HWY/VWY models are normally used with a closed-loop system that uses a cooling tower and boiler with entering water temperature between 55Â° and 95Â°. HGY/VGY models are rated for ground-loop heat exchanger application with an entering fluid temperature of 30Â° to 100Â°.
The vertical configuration of VWY models make them suitable for concealed and equipment closet applications. Each unit contains a compressor, reversing valve, metering device, and water-to-refrigeration heat exchanger.
Addison (also Heat Controller, Orlando, FL) displayed the X Streamline roof-mounted, downflow heat pump for ground water applications from 3 to 35 tons.
The unit’s single-wall, copper inner water tube heat exchanger is encapsulated in Isofroth polyurethane foam, also standard. One-in., foil-faced fiber glass insulation; 2-in. extended-surface pleated filters; and a motorized proportional outside air damper with termination for a 24-V circuit are optional.

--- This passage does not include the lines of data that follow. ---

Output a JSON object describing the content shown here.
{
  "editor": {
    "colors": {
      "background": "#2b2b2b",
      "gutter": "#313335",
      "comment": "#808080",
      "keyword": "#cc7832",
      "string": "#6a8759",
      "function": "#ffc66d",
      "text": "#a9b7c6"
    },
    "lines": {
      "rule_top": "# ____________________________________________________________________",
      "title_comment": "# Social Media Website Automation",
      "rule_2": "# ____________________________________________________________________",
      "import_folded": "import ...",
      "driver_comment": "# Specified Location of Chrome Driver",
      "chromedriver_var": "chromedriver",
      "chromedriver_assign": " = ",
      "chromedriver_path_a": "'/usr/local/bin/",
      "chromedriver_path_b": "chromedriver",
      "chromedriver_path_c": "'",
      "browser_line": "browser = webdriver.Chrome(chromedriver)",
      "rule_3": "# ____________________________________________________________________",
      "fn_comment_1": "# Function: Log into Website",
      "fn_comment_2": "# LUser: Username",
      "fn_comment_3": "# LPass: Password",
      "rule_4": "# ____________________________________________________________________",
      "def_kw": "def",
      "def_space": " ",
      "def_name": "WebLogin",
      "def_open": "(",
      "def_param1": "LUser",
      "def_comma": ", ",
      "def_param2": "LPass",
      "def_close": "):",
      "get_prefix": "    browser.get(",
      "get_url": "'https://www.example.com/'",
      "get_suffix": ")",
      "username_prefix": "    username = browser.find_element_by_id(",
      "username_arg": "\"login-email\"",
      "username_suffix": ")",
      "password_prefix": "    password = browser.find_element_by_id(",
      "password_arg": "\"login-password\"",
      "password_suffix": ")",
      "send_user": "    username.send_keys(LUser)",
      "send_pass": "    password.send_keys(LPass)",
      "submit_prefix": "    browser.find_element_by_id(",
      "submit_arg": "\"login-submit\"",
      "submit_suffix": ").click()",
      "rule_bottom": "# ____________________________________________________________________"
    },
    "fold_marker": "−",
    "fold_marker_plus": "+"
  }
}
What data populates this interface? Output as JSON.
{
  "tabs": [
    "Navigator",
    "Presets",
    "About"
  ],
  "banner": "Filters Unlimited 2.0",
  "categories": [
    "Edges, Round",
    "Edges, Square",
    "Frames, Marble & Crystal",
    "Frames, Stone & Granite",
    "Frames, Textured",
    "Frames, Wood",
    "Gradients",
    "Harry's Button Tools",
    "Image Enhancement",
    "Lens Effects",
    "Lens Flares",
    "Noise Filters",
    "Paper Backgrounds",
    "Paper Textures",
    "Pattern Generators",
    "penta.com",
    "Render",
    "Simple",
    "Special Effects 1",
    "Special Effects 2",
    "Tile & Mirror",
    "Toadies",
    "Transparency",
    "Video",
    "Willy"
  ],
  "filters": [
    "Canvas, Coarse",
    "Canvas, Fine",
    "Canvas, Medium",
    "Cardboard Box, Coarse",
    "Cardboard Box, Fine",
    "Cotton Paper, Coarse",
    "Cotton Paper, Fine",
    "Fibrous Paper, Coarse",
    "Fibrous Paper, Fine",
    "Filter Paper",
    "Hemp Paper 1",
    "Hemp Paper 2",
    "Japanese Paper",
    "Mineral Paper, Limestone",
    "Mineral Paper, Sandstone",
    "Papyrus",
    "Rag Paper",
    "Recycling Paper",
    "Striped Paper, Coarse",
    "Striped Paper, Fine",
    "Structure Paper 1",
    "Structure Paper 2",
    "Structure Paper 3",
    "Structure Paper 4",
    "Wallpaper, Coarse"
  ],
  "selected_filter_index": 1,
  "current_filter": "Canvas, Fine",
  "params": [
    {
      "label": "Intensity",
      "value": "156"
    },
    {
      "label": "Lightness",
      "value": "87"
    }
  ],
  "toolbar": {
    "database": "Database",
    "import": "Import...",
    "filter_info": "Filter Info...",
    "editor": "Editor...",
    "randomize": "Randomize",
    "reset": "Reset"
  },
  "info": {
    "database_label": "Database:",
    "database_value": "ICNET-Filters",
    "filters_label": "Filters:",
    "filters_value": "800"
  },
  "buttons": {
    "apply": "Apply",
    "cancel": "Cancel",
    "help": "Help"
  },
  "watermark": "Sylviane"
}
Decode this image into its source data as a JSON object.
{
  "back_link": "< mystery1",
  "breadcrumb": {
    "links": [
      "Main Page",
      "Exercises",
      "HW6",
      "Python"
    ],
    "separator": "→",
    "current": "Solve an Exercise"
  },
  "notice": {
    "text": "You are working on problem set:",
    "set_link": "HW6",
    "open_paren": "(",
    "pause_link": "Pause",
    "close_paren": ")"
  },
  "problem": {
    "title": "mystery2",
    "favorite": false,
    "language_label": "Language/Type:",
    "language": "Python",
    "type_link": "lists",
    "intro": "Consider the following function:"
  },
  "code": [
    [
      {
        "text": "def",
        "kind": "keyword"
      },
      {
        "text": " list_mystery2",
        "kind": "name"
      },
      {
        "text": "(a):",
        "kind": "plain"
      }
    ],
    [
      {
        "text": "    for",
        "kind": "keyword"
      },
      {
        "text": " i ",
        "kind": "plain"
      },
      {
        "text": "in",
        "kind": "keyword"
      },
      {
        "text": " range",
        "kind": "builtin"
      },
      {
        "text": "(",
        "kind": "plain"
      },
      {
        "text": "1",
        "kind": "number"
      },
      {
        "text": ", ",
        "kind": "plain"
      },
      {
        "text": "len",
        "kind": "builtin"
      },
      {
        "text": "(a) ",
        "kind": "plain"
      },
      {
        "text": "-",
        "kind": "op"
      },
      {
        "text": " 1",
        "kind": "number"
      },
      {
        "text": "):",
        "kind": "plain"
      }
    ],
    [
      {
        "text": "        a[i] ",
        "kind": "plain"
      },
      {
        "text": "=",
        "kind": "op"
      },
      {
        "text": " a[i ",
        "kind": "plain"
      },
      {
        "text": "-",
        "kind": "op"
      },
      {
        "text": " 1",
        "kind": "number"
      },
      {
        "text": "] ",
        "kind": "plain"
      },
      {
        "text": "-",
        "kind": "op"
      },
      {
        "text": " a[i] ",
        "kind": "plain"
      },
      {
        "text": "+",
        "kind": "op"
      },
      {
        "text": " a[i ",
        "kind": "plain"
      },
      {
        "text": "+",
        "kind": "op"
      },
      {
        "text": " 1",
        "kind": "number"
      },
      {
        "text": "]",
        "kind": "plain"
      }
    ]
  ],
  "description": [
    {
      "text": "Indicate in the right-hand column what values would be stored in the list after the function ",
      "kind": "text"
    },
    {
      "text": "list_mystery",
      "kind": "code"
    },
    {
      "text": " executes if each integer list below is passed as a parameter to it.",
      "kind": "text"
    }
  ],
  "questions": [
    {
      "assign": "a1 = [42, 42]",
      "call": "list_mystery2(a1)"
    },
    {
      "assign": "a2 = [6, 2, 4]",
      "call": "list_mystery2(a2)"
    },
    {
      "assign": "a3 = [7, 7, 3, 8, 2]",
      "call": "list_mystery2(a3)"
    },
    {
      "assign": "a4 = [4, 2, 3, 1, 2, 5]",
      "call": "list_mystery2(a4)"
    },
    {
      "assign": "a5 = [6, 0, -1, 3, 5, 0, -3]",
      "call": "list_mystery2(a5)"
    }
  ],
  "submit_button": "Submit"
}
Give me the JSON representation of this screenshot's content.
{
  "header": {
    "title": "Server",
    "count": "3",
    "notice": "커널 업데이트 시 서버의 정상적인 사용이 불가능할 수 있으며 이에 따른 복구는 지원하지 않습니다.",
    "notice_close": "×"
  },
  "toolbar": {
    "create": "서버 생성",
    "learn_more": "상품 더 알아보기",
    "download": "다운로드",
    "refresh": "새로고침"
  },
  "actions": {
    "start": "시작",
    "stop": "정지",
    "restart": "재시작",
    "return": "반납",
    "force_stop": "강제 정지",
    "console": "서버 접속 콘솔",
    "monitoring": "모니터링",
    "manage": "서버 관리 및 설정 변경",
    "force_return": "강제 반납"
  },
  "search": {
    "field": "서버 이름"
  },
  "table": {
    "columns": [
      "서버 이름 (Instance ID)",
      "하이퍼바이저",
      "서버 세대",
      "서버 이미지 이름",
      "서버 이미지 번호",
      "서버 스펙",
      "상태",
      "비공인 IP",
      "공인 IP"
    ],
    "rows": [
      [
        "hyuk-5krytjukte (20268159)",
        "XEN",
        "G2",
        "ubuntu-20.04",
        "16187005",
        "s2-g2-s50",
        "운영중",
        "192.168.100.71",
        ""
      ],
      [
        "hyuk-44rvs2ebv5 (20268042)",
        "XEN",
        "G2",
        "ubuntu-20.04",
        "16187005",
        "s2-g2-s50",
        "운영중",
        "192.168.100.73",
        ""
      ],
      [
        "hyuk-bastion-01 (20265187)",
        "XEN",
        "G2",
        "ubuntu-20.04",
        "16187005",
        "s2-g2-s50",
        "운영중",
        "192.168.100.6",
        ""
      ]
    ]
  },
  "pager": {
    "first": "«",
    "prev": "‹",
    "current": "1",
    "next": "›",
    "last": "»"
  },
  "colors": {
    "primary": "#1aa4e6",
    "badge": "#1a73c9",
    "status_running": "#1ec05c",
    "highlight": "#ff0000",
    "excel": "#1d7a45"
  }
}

Sidebar: Unitary on DisplayATLANTA, GA — While there weren’t as many unitary heat pumps on display as in years past, that’s not to say that there weren’t any.
Nordyne (O’Fallon, MO) displayed unitary heat pump models from Frigidaire and Tappan.
Frigidaire and Tappan FS3B and FT3B Series 10-, 12-, and 13-SEER heat pumps feature a removable top grille to allow service from the top without disconnecting the fan motor leads; the full-service brass valves are accessible, simplifying service, the company says.
The units also feature copper tubing and aluminum fin coils and a permanently lubricated motor. Units are ideal for slab or rooftop mounting in single, multifamily, and light commercial applications.
Eubank (Longview, TX) showed its C12 high-efficiency residential and light commercial 12-SEER condensing units featuring quiet top air discharge; an exterior cabinet coated with a 1,000-hr salt spray polyester finish; copper tube, coated aluminum fin refrigerant coils; a “state-of-the-art” reciprocating and scroll compressor; polyester-coated fan and condenser coil guards; a fan guard mount; a larger wrap-around coil surface; and a control box located for easy access to electrical controls.
All models use R-22 and have a permanent-split capacitor (psc) motor.
And Mitsubishi Climate Control (Rancho Dominguez, CA) showed multizone heat pumps in natural gas engine-driven and inverter-controlled electric condensing units. Both models should be available for sale in mid-year.
The gas engine unit will be offered in 16- and 20-ton capacities; the electric model will be available in 8- and 10-ton capacities. The electric unit features two inverter-driven scroll compressors, digitally controlled electronic expansion valves, microcomputer control, and self-diagnosis. The company calls it “an excellent replacement for chiller systems, vav units, and for new construction.”
Publication date: 02/19/2001